TASK
Copy down all of the data underneath, exactly as shown.

DATA
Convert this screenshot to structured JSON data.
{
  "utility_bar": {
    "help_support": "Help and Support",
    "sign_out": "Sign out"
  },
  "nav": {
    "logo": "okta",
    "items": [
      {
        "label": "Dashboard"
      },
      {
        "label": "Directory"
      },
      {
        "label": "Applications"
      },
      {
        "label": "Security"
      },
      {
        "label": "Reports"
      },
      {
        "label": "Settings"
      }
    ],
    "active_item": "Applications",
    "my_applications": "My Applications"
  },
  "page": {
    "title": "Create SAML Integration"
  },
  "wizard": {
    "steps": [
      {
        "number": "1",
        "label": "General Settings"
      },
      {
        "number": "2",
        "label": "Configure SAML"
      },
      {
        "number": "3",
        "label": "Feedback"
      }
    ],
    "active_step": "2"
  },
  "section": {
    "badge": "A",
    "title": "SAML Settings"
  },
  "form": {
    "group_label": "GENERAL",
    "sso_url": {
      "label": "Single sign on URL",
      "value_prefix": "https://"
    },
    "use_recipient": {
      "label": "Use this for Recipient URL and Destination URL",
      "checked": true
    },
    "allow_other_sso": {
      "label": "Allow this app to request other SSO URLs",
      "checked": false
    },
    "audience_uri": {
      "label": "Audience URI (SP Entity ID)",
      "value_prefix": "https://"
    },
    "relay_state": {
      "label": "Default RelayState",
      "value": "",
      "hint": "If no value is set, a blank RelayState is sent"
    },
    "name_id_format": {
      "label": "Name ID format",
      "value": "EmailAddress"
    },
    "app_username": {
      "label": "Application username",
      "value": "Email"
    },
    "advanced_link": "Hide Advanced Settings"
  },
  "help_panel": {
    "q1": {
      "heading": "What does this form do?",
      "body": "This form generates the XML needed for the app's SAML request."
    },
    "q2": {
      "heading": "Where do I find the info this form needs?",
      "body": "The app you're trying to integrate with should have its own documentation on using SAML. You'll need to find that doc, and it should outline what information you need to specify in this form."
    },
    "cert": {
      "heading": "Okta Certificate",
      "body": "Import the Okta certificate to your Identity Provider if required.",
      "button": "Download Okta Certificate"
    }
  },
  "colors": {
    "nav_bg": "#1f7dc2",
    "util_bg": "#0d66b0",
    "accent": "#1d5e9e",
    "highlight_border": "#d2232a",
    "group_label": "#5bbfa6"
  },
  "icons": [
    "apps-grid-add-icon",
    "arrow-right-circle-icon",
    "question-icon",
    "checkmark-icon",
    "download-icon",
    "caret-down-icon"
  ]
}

SOLUTION TO THIS EXERCISE
Convert this screenshot to structured JSON data.
{
  "utility_bar": {
    "help_support": "Help and Support",
    "sign_out": "Sign out"
  },
  "nav": {
    "logo": "okta",
    "items": [
      {
        "label": "Dashboard"
      },
      {
        "label": "Directory"
      },
      {
        "label": "Applications"
      },
      {
        "label": "Security"
      },
      {
        "label": "Reports"
      },
      {
        "label": "Settings"
      }
    ],
    "active_item": "Applications",
    "my_applications": "My Applications"
  },
  "page": {
    "title": "Create SAML Integration"
  },
  "wizard": {
    "steps": [
      {
        "number": "1",
        "label": "General Settings"
      },
      {
        "number": "2",
        "label": "Configure SAML"
      },
      {
        "number": "3",
        "label": "Feedback"
      }
    ],
    "active_step": "2"
  },
  "section": {
    "badge": "A",
    "title": "SAML Settings"
  },
  "form": {
    "group_label": "GENERAL",
    "sso_url": {
      "label": "Single sign on URL",
      "value_prefix": "https://"
    },
    "use_recipient": {
      "label": "Use this for Recipient URL and Destination URL",
      "checked": true
    },
    "allow_other_sso": {
      "label": "Allow this app to request other SSO URLs",
      "checked": false
    },
    "audience_uri": {
      "label": "Audience URI (SP Entity ID)",
      "value_prefix": "https://"
    },
    "relay_state": {
      "label": "Default RelayState",
      "value": "",
      "hint": "If no value is set, a blank RelayState is sent"
    },
    "name_id_format": {
      "label": "Name ID format",
      "value": "EmailAddress"
    },
    "app_username": {
      "label": "Application username",
      "value": "Email"
    },
    "advanced_link": "Hide Advanced Settings"
  },
  "help_panel": {
    "q1": {
      "heading": "What does this form do?",
      "body": "This form generates the XML needed for the app's SAML request."
    },
    "q2": {
      "heading": "Where do I find the info this form needs?",
      "body": "The app you're trying to integrate with should have its own documentation on using SAML. You'll need to find that doc, and it should outline what information you need to specify in this form."
    },
    "cert": {
      "heading": "Okta Certificate",
      "body": "Import the Okta certificate to your Identity Provider if required.",
      "button": "Download Okta Certificate"
    }
  },
  "colors": {
    "nav_bg": "#1f7dc2",
    "util_bg": "#0d66b0",
    "accent": "#1d5e9e",
    "highlight_border": "#d2232a",
    "group_label": "#5bbfa6"
  },
  "icons": [
    "apps-grid-add-icon",
    "arrow-right-circle-icon",
    "question-icon",
    "checkmark-icon",
    "download-icon",
    "caret-down-icon"
  ]
}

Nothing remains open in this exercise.